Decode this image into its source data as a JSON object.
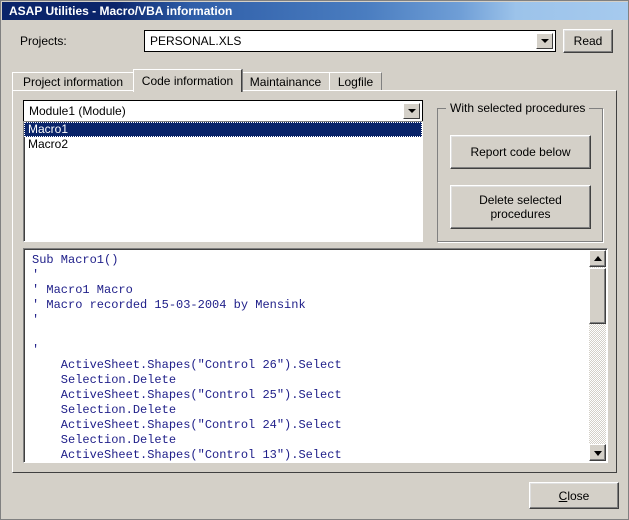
{
  "window": {
    "title": "ASAP Utilities - Macro/VBA information"
  },
  "projects": {
    "label": "Projects:",
    "selected": "PERSONAL.XLS",
    "read_label": "Read"
  },
  "tabs": [
    {
      "label": "Project information",
      "active": false
    },
    {
      "label": "Code information",
      "active": true
    },
    {
      "label": "Maintainance",
      "active": false
    },
    {
      "label": "Logfile",
      "active": false
    }
  ],
  "code_information": {
    "module_combo": {
      "selected": "Module1 (Module)"
    },
    "procedures": [
      {
        "label": "Macro1",
        "selected": true
      },
      {
        "label": "Macro2",
        "selected": false
      }
    ],
    "group": {
      "title": "With selected procedures",
      "report_label": "Report code below",
      "delete_label": "Delete selected\nprocedures"
    },
    "code": "Sub Macro1()\n'\n' Macro1 Macro\n' Macro recorded 15-03-2004 by Mensink\n'\n\n'\n    ActiveSheet.Shapes(\"Control 26\").Select\n    Selection.Delete\n    ActiveSheet.Shapes(\"Control 25\").Select\n    Selection.Delete\n    ActiveSheet.Shapes(\"Control 24\").Select\n    Selection.Delete\n    ActiveSheet.Shapes(\"Control 13\").Select"
  },
  "footer": {
    "close_accel": "C",
    "close_rest": "lose"
  },
  "colors": {
    "titlebar_start": "#0a246a",
    "titlebar_end": "#a6caee",
    "window_bg": "#d4d0c8",
    "selection_bg": "#0a246a",
    "code_text": "#20208a"
  }
}
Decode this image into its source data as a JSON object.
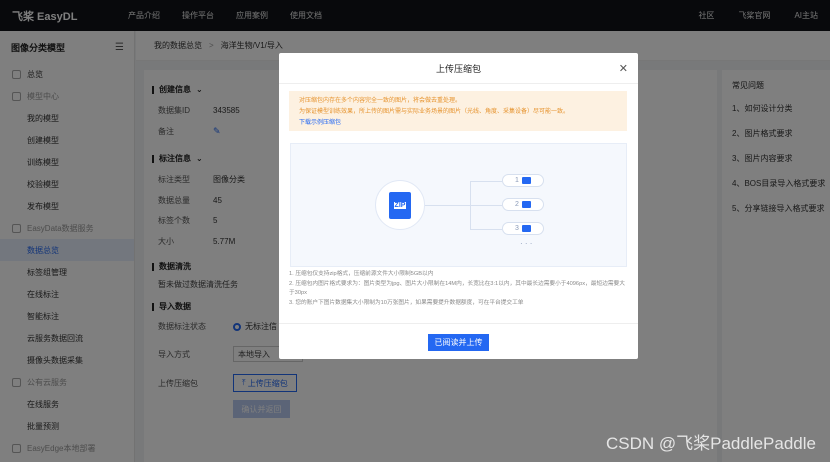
{
  "topnav": {
    "logo_mark": "飞桨",
    "logo_text": "飞桨 EasyDL",
    "items": [
      "产品介绍",
      "操作平台",
      "应用案例",
      "使用文档"
    ],
    "right_items": [
      "社区",
      "飞桨官网",
      "AI主站"
    ]
  },
  "sidebar": {
    "title": "图像分类模型",
    "items": [
      {
        "label": "总览",
        "type": "top"
      },
      {
        "label": "模型中心",
        "type": "group"
      },
      {
        "label": "我的模型",
        "type": "item"
      },
      {
        "label": "创建模型",
        "type": "item"
      },
      {
        "label": "训练模型",
        "type": "item"
      },
      {
        "label": "校验模型",
        "type": "item"
      },
      {
        "label": "发布模型",
        "type": "item"
      },
      {
        "label": "EasyData数据服务",
        "type": "group"
      },
      {
        "label": "数据总览",
        "type": "item",
        "active": true
      },
      {
        "label": "标签组管理",
        "type": "item"
      },
      {
        "label": "在线标注",
        "type": "item"
      },
      {
        "label": "智能标注",
        "type": "item"
      },
      {
        "label": "云服务数据回流",
        "type": "item"
      },
      {
        "label": "摄像头数据采集",
        "type": "item"
      },
      {
        "label": "公有云服务",
        "type": "group"
      },
      {
        "label": "在线服务",
        "type": "item"
      },
      {
        "label": "批量预测",
        "type": "item"
      },
      {
        "label": "EasyEdge本地部署",
        "type": "group"
      }
    ]
  },
  "breadcrumb": {
    "parent": "我的数据总览",
    "current": "海洋生物/V1/导入"
  },
  "create_info": {
    "title": "创建信息",
    "dataset_id_label": "数据集ID",
    "dataset_id": "343585",
    "note_label": "备注"
  },
  "label_info": {
    "title": "标注信息",
    "rows": [
      {
        "k": "标注类型",
        "v": "图像分类"
      },
      {
        "k": "数据总量",
        "v": "45"
      },
      {
        "k": "标签个数",
        "v": "5"
      },
      {
        "k": "大小",
        "v": "5.77M"
      }
    ]
  },
  "cleaning": {
    "title": "数据清洗",
    "text": "暂未做过数据清洗任务"
  },
  "import": {
    "title": "导入数据",
    "status_label": "数据标注状态",
    "status_value": "无标注信",
    "method_label": "导入方式",
    "method_value": "本地导入",
    "upload_label": "上传压缩包",
    "upload_button": "上传压缩包",
    "confirm_button": "确认并返回"
  },
  "faq": {
    "title": "常见问题",
    "items": [
      "1、如何设计分类",
      "2、图片格式要求",
      "3、图片内容要求",
      "4、BOS目录导入格式要求",
      "5、分享链接导入格式要求"
    ]
  },
  "modal": {
    "title": "上传压缩包",
    "notice_line1": "对压缩包内存在多个内容完全一致的图片，将会做去重处理。",
    "notice_line2": "为保证模型训练效果，所上传的图片需与实际业务场景的图片（光线、角度、采集设备）尽可能一致。",
    "notice_link": "下载示例压缩包",
    "zip_label": "ZIP",
    "thumbs": [
      "1",
      "2",
      "3"
    ],
    "dots": "· · ·",
    "rules": [
      "1. 压缩包仅支持zip格式，压缩前源文件大小限制5GB以内",
      "2. 压缩包内图片格式要求为：图片类型为jpg、图片大小限制在14M内，长宽比在3:1以内，其中最长边需要小于4096px，最短边需要大于30px",
      "3. 您的账户下图片数据集大小限制为10万张图片，如果需要提升数据额度，可在平台提交工单"
    ],
    "primary_button": "已阅读并上传"
  },
  "watermark": "CSDN @飞桨PaddlePaddle"
}
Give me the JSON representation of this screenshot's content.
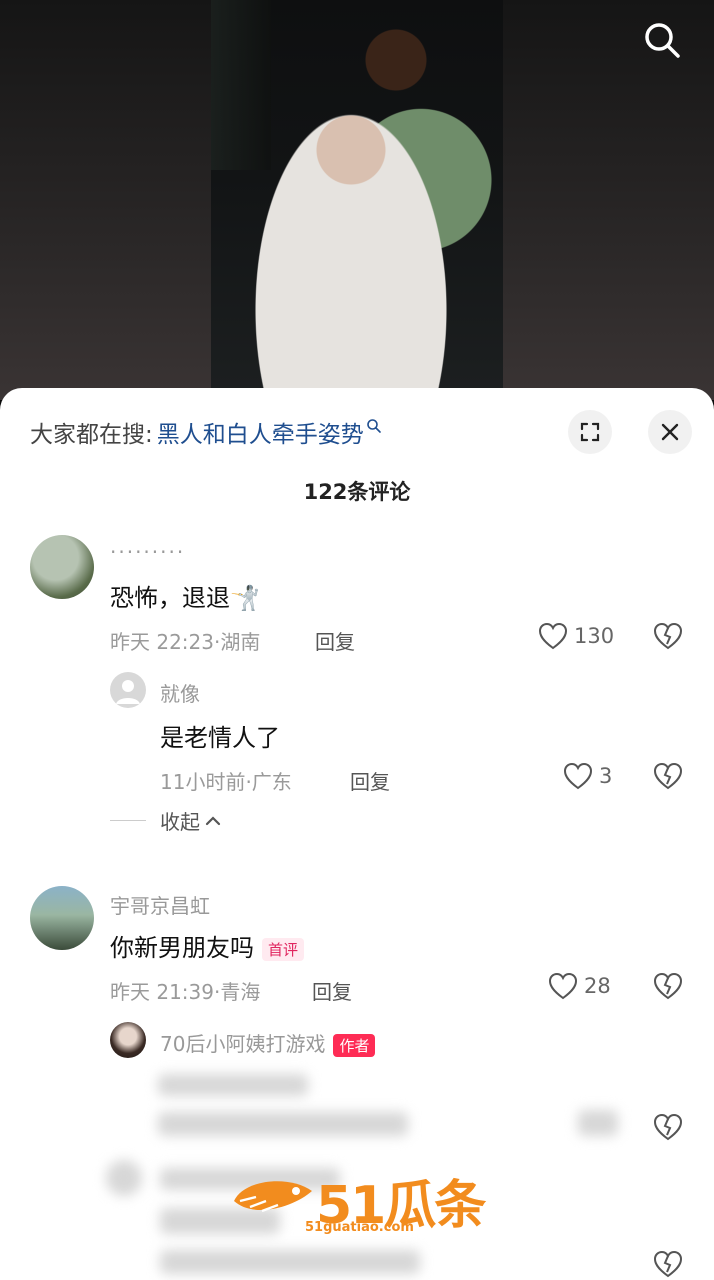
{
  "video": {
    "search_icon": "search-icon"
  },
  "sheet": {
    "search_prefix": "大家都在搜:",
    "search_query": "黑人和白人牵手姿势",
    "comments_count": "122条评论"
  },
  "comments": [
    {
      "username": "·········",
      "text": "恐怖，退退🤺",
      "time": "昨天 22:23·湖南",
      "reply_label": "回复",
      "likes": "130"
    },
    {
      "username": "就像",
      "text": "是老情人了",
      "time": "11小时前·广东",
      "reply_label": "回复",
      "likes": "3"
    },
    {
      "username": "宇哥京昌虹",
      "text": "你新男朋友吗",
      "badge": "首评",
      "time": "昨天 21:39·青海",
      "reply_label": "回复",
      "likes": "28"
    },
    {
      "username": "70后小阿姨打游戏",
      "badge": "作者"
    }
  ],
  "collapse_label": "收起",
  "watermark": {
    "brand": "51瓜条",
    "url": "51guatiao.com"
  },
  "colors": {
    "accent": "#fe2c55",
    "link": "#1f4e8f",
    "watermark": "#f28c1e"
  }
}
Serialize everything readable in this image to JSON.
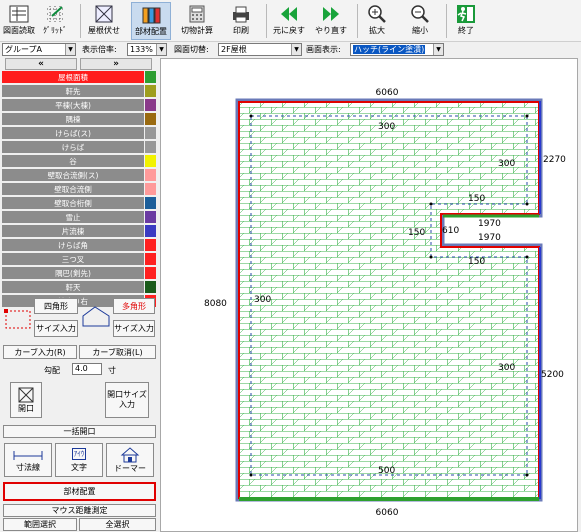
{
  "toolbar": {
    "buttons": [
      {
        "label": "図面読取",
        "icon": "drawing-read-icon"
      },
      {
        "label": "ｸﾞﾘｯﾄﾞ",
        "icon": "grid-icon"
      },
      {
        "label": "屋根伏せ",
        "icon": "roof-plan-icon"
      },
      {
        "label": "部材配置",
        "icon": "member-place-icon"
      },
      {
        "label": "切物計算",
        "icon": "cut-calc-icon"
      },
      {
        "label": "印刷",
        "icon": "print-icon"
      },
      {
        "label": "元に戻す",
        "icon": "undo-icon"
      },
      {
        "label": "やり直す",
        "icon": "redo-icon"
      },
      {
        "label": "拡大",
        "icon": "zoom-in-icon"
      },
      {
        "label": "縮小",
        "icon": "zoom-out-icon"
      },
      {
        "label": "終了",
        "icon": "exit-icon"
      }
    ]
  },
  "options": {
    "group": "グループA",
    "zoom_label": "表示倍率:",
    "zoom": "133%",
    "switch_label": "図面切替:",
    "switch": "2F屋根",
    "display_label": "画面表示:",
    "display": "ハッチ(ライン塗潰)"
  },
  "left": {
    "nav_prev": "«",
    "nav_next": "»",
    "parts": [
      {
        "label": "屋根面積",
        "color": "#2e9e32"
      },
      {
        "label": "軒先",
        "color": "#9e9e1e"
      },
      {
        "label": "平棟(大棟)",
        "color": "#8a3a8a"
      },
      {
        "label": "隅棟",
        "color": "#9a6a10"
      },
      {
        "label": "けらば(ス)",
        "color": "#989898"
      },
      {
        "label": "けらば",
        "color": "#989898"
      },
      {
        "label": "谷",
        "color": "#f2f200"
      },
      {
        "label": "壁取合流側(ス)",
        "color": "#ff9a9a"
      },
      {
        "label": "壁取合流側",
        "color": "#ff9a9a"
      },
      {
        "label": "壁取合桁側",
        "color": "#1c5e9a"
      },
      {
        "label": "雪止",
        "color": "#6a3aa2"
      },
      {
        "label": "片流棟",
        "color": "#3a3ac2"
      },
      {
        "label": "けらば角",
        "color": "#ff2020"
      },
      {
        "label": "三つ叉",
        "color": "#ff2020"
      },
      {
        "label": "隅巴(剣先)",
        "color": "#ff2020"
      },
      {
        "label": "軒天",
        "color": "#1a5a1a"
      },
      {
        "label": "棟止り右",
        "color": "#ff2020"
      }
    ],
    "shape_square": "四角形",
    "shape_poly": "多角形",
    "size_input": "サイズ入力",
    "curve_input": "カーブ入力(R)",
    "curve_cancel": "カーブ取消(L)",
    "pitch_label": "勾配",
    "pitch_value": "4.0",
    "pitch_unit": "寸",
    "opening": "開口",
    "opening_size": "開口サイズ入力",
    "bulk_opening": "一括開口",
    "dimension": "寸法線",
    "text": "文字",
    "dormer": "ドーマー",
    "text_icon_label": "ｱｲｳ",
    "member_place": "部材配置",
    "mouse_measure": "マウス距離測定",
    "range_select": "範囲選択",
    "select_all": "全選択"
  },
  "drawing": {
    "top_width": "6060",
    "bottom_width": "6060",
    "left_height": "8080",
    "right_upper": "2270",
    "right_lower": "5200",
    "notch_width_top": "1970",
    "notch_width_bottom": "1970",
    "notch_height": "610",
    "margin_top": "300",
    "margin_right_upper": "300",
    "margin_left": "300",
    "margin_right_lower": "300",
    "margin_bottom": "500",
    "notch_offset_top": "150",
    "notch_offset_left": "150",
    "notch_offset_bottom": "150",
    "colors": {
      "outline": "#e00000",
      "eave": "#2ea02e",
      "hatch": "#39b24a",
      "slate": "#6a7ab8"
    }
  }
}
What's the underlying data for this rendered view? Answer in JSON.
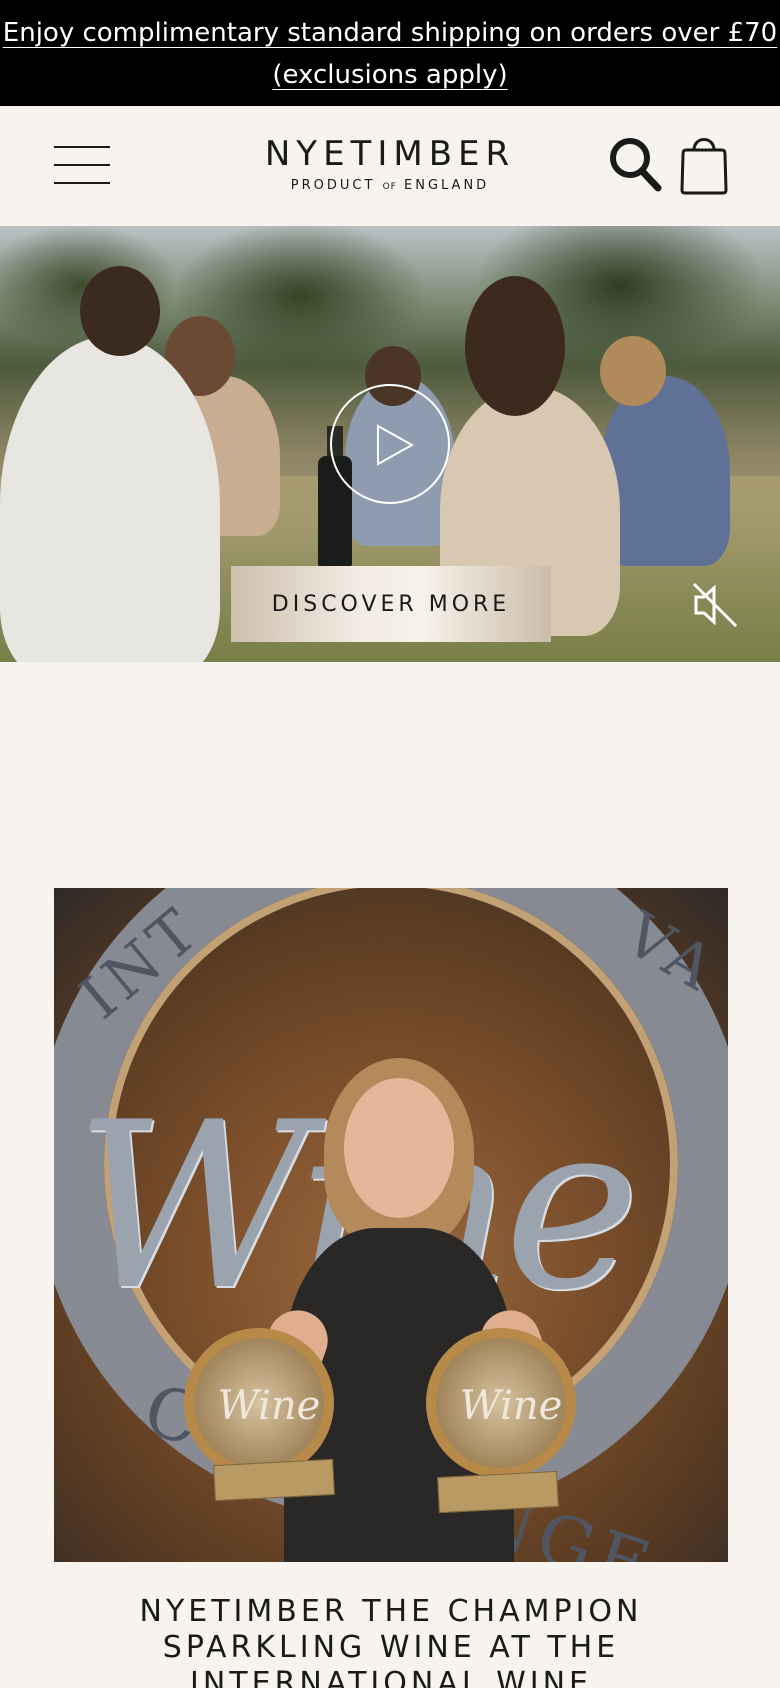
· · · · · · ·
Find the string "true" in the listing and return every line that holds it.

§ Output for this exercise:
      "active": true
        "selected": true
        "active": true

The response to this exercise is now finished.